Required action →
Write out all of the entries, matching the original exactly.

Entries shown →
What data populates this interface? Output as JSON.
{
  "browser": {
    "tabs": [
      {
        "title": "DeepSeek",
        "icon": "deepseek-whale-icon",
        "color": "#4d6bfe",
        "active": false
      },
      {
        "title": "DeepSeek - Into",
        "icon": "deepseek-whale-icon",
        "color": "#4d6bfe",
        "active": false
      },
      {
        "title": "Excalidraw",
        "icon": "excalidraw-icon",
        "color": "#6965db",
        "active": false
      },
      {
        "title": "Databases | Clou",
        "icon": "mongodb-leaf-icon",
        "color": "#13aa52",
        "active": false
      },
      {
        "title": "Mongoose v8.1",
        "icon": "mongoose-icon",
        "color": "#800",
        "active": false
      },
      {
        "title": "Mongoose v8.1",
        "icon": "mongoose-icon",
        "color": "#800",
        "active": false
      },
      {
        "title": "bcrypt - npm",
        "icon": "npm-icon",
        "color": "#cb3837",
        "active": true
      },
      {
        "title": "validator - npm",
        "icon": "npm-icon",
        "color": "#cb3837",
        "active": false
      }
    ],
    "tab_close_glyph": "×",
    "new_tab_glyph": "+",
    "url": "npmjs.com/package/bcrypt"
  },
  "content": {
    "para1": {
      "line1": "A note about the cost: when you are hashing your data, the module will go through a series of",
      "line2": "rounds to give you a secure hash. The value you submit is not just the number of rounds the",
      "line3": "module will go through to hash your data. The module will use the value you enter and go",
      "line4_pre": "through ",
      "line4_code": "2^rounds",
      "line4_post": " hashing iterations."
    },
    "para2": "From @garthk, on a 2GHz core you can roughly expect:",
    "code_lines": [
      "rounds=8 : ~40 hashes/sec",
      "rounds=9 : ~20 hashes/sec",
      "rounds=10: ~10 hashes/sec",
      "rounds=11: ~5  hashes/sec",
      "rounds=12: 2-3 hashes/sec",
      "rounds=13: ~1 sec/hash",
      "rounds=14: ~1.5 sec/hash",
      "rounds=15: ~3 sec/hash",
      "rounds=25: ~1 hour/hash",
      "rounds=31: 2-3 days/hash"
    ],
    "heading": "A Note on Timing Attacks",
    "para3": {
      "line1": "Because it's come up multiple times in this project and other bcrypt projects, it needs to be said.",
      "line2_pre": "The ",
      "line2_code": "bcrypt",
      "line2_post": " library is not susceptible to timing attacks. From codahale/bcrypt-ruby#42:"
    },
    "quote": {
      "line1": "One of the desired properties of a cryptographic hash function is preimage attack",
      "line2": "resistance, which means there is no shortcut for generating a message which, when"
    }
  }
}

Result of the exercise →
What data populates this interface? Output as JSON.
{
  "browser": {
    "tabs": [
      {
        "title": "DeepSeek",
        "icon": "deepseek-whale-icon",
        "color": "#4d6bfe",
        "active": false
      },
      {
        "title": "DeepSeek - Into",
        "icon": "deepseek-whale-icon",
        "color": "#4d6bfe",
        "active": false
      },
      {
        "title": "Excalidraw",
        "icon": "excalidraw-icon",
        "color": "#6965db",
        "active": false
      },
      {
        "title": "Databases | Clou",
        "icon": "mongodb-leaf-icon",
        "color": "#13aa52",
        "active": false
      },
      {
        "title": "Mongoose v8.1",
        "icon": "mongoose-icon",
        "color": "#800",
        "active": false
      },
      {
        "title": "Mongoose v8.1",
        "icon": "mongoose-icon",
        "color": "#800",
        "active": false
      },
      {
        "title": "bcrypt - npm",
        "icon": "npm-icon",
        "color": "#cb3837",
        "active": true
      },
      {
        "title": "validator - npm",
        "icon": "npm-icon",
        "color": "#cb3837",
        "active": false
      }
    ],
    "tab_close_glyph": "×",
    "new_tab_glyph": "+",
    "url": "npmjs.com/package/bcrypt"
  },
  "content": {
    "para1": {
      "line1": "A note about the cost: when you are hashing your data, the module will go through a series of",
      "line2": "rounds to give you a secure hash. The value you submit is not just the number of rounds the",
      "line3": "module will go through to hash your data. The module will use the value you enter and go",
      "line4_pre": "through ",
      "line4_code": "2^rounds",
      "line4_post": " hashing iterations."
    },
    "para2": "From @garthk, on a 2GHz core you can roughly expect:",
    "code_lines": [
      "rounds=8 : ~40 hashes/sec",
      "rounds=9 : ~20 hashes/sec",
      "rounds=10: ~10 hashes/sec",
      "rounds=11: ~5  hashes/sec",
      "rounds=12: 2-3 hashes/sec",
      "rounds=13: ~1 sec/hash",
      "rounds=14: ~1.5 sec/hash",
      "rounds=15: ~3 sec/hash",
      "rounds=25: ~1 hour/hash",
      "rounds=31: 2-3 days/hash"
    ],
    "heading": "A Note on Timing Attacks",
    "para3": {
      "line1": "Because it's come up multiple times in this project and other bcrypt projects, it needs to be said.",
      "line2_pre": "The ",
      "line2_code": "bcrypt",
      "line2_post": " library is not susceptible to timing attacks. From codahale/bcrypt-ruby#42:"
    },
    "quote": {
      "line1": "One of the desired properties of a cryptographic hash function is preimage attack",
      "line2": "resistance, which means there is no shortcut for generating a message which, when"
    }
  }
}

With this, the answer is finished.